■ **Assigned task**: Leaving out all pictures, retype the records exactly.

Data extracted from a collection:
* * * *

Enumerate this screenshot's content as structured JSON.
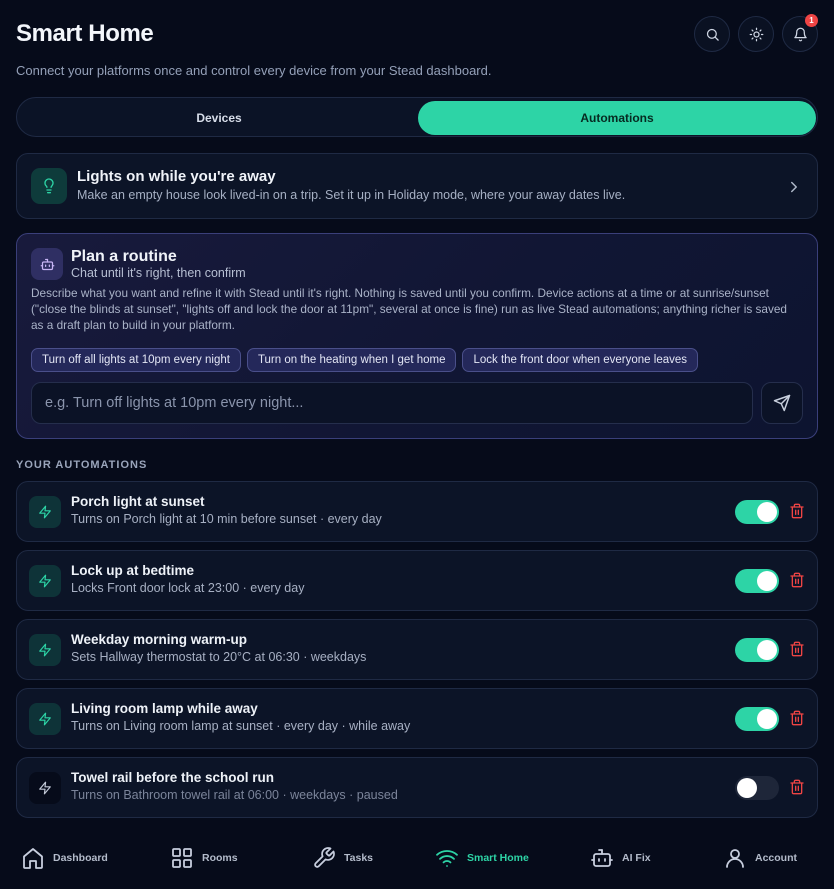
{
  "header": {
    "title": "Smart Home",
    "subtitle": "Connect your platforms once and control every device from your Stead dashboard.",
    "notification_count": "1"
  },
  "tabs": [
    {
      "label": "Devices",
      "active": false
    },
    {
      "label": "Automations",
      "active": true
    }
  ],
  "away_card": {
    "title": "Lights on while you're away",
    "description": "Make an empty house look lived-in on a trip. Set it up in Holiday mode, where your away dates live."
  },
  "routine": {
    "title": "Plan a routine",
    "subtitle": "Chat until it's right, then confirm",
    "description": "Describe what you want and refine it with Stead until it's right. Nothing is saved until you confirm. Device actions at a time or at sunrise/sunset (\"close the blinds at sunset\", \"lights off and lock the door at 11pm\", several at once is fine) run as live Stead automations; anything richer is saved as a draft plan to build in your platform.",
    "chips": [
      "Turn off all lights at 10pm every night",
      "Turn on the heating when I get home",
      "Lock the front door when everyone leaves"
    ],
    "input_placeholder": "e.g. Turn off lights at 10pm every night..."
  },
  "automations_section": {
    "title": "YOUR AUTOMATIONS",
    "items": [
      {
        "name": "Porch light at sunset",
        "summary": "Turns on Porch light at 10 min before sunset · every day",
        "enabled": true
      },
      {
        "name": "Lock up at bedtime",
        "summary": "Locks Front door lock at 23:00 · every day",
        "enabled": true
      },
      {
        "name": "Weekday morning warm-up",
        "summary": "Sets Hallway thermostat to 20°C at 06:30 · weekdays",
        "enabled": true
      },
      {
        "name": "Living room lamp while away",
        "summary": "Turns on Living room lamp at sunset · every day · while away",
        "enabled": true
      },
      {
        "name": "Towel rail before the school run",
        "summary": "Turns on Bathroom towel rail at 06:00 · weekdays · paused",
        "enabled": false
      }
    ]
  },
  "nav": {
    "items": [
      {
        "label": "Dashboard",
        "icon": "home-icon",
        "active": false
      },
      {
        "label": "Rooms",
        "icon": "grid-icon",
        "active": false
      },
      {
        "label": "Tasks",
        "icon": "wrench-icon",
        "active": false
      },
      {
        "label": "Smart Home",
        "icon": "wifi-icon",
        "active": true
      },
      {
        "label": "AI Fix",
        "icon": "robot-icon",
        "active": false
      },
      {
        "label": "Account",
        "icon": "user-icon",
        "active": false
      }
    ]
  },
  "colors": {
    "accent": "#2dd4a6",
    "background": "#060b1a",
    "danger": "#ef4444"
  }
}
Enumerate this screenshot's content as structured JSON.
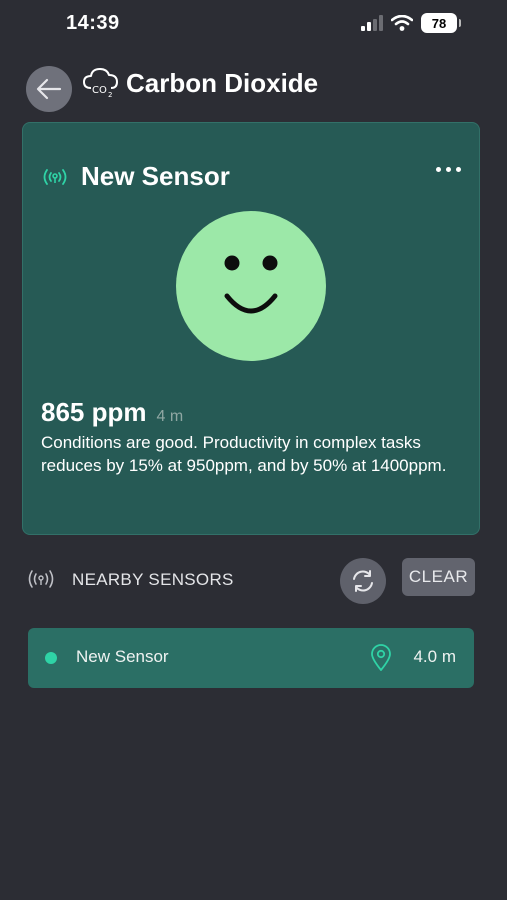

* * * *

■ **Output**:
Enumerate this screenshot's content as structured JSON.
{
  "header": {
    "title": "Smart Home",
    "subtitle": "Connect your platforms once and control every device from your Stead dashboard.",
    "notification_count": "1"
  },
  "tabs": [
    {
      "label": "Devices",
      "active": false
    },
    {
      "label": "Automations",
      "active": true
    }
  ],
  "away_card": {
    "title": "Lights on while you're away",
    "description": "Make an empty house look lived-in on a trip. Set it up in Holiday mode, where your away dates live."
  },
  "routine": {
    "title": "Plan a routine",
    "subtitle": "Chat until it's right, then confirm",
    "description": "Describe what you want and refine it with Stead until it's right. Nothing is saved until you confirm. Device actions at a time or at sunrise/sunset (\"close the blinds at sunset\", \"lights off and lock the door at 11pm\", several at once is fine) run as live Stead automations; anything richer is saved as a draft plan to build in your platform.",
    "chips": [
      "Turn off all lights at 10pm every night",
      "Turn on the heating when I get home",
      "Lock the front door when everyone leaves"
    ],
    "input_placeholder": "e.g. Turn off lights at 10pm every night..."
  },
  "automations_section": {
    "title": "YOUR AUTOMATIONS",
    "items": [
      {
        "name": "Porch light at sunset",
        "summary": "Turns on Porch light at 10 min before sunset · every day",
        "enabled": true
      },
      {
        "name": "Lock up at bedtime",
        "summary": "Locks Front door lock at 23:00 · every day",
        "enabled": true
      },
      {
        "name": "Weekday morning warm-up",
        "summary": "Sets Hallway thermostat to 20°C at 06:30 · weekdays",
        "enabled": true
      },
      {
        "name": "Living room lamp while away",
        "summary": "Turns on Living room lamp at sunset · every day · while away",
        "enabled": true
      },
      {
        "name": "Towel rail before the school run",
        "summary": "Turns on Bathroom towel rail at 06:00 · weekdays · paused",
        "enabled": false
      }
    ]
  },
  "nav": {
    "items": [
      {
        "label": "Dashboard",
        "icon": "home-icon",
        "active": false
      },
      {
        "label": "Rooms",
        "icon": "grid-icon",
        "active": false
      },
      {
        "label": "Tasks",
        "icon": "wrench-icon",
        "active": false
      },
      {
        "label": "Smart Home",
        "icon": "wifi-icon",
        "active": true
      },
      {
        "label": "AI Fix",
        "icon": "robot-icon",
        "active": false
      },
      {
        "label": "Account",
        "icon": "user-icon",
        "active": false
      }
    ]
  },
  "colors": {
    "accent": "#2dd4a6",
    "background": "#060b1a",
    "danger": "#ef4444"
  }
}
Enumerate this screenshot's content as structured JSON.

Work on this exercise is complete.